 “a model for enabling convenient, on-demand network access to a shared pool of configurable resources (e.g., networks, servers, storage, applications, and services) that can be rapidly provisioned and released with minimal management effort or service provider interaction” [1]

In other words, Cloud is meant to be:

  1. Massively scalable
  2. Encapsulated as an abstract entity that delivers different levels of services
  3. Driven by economies of scale [3]
  4. Dynamically configured

Question no. 3: What is Grid Computing?

Grid Computing, through well defined standard protocols, aims to

“enable  resource sharing and coordinated problem solving in dynamic, multi-institutional virtual organizations” [4][5]

this means that Grid:

  1. Is distributed computing
  2. Operates across multiple federated organizations
  3. Coordinates resources that are not subject to centralized control
  4. Uses standards, open, and general-purpose protocols
  5. Delivers non-trivial QoS
While points 1, 2 and 3 holds true also for Cloud Computing, points 4 and 5 are still a challenge in the Cloud area.

Question no. 4: How to compare Cloud and Grid side-by-side? [6]

The following Figure is an insightful overview when we try to compare Grid and Cloud:


[1] MELL, P. and GRANCE, T. 2009. Draft NIST Working Definition of Cloud Computing.
[2] “Twenty Experts Define Cloud Computing”, SYS-CON Media Inc, 2008.
[3] J. Silvestre. “Economies and Diseconomies of Scale,” The New Palgrave: A Dictionary of Economics, v. 2, pp. 80–84, 1987.
[4] I. Foster, C. Kesselman, S. Tuecke.

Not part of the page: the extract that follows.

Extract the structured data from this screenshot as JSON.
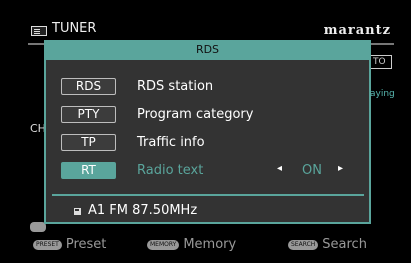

The anatomy of the Grid: Enabling scalable virtual organization. The Intl. Jrnl. of High Performance Computing Applications, 15(3):200–222, 2001.
[5] I. Foster. What is the Grid? A Three Point Checklist, July 2002.
[6] FOSTER, I., ZHAO, Y., RAICU, I. and LU, S. 2008. Cloud Computing and Grid Computing 360-Degree Compared. In Grid Computing Environments Workshop (GCE ’08), Austin, Texas, USA, November 2008, 1-10.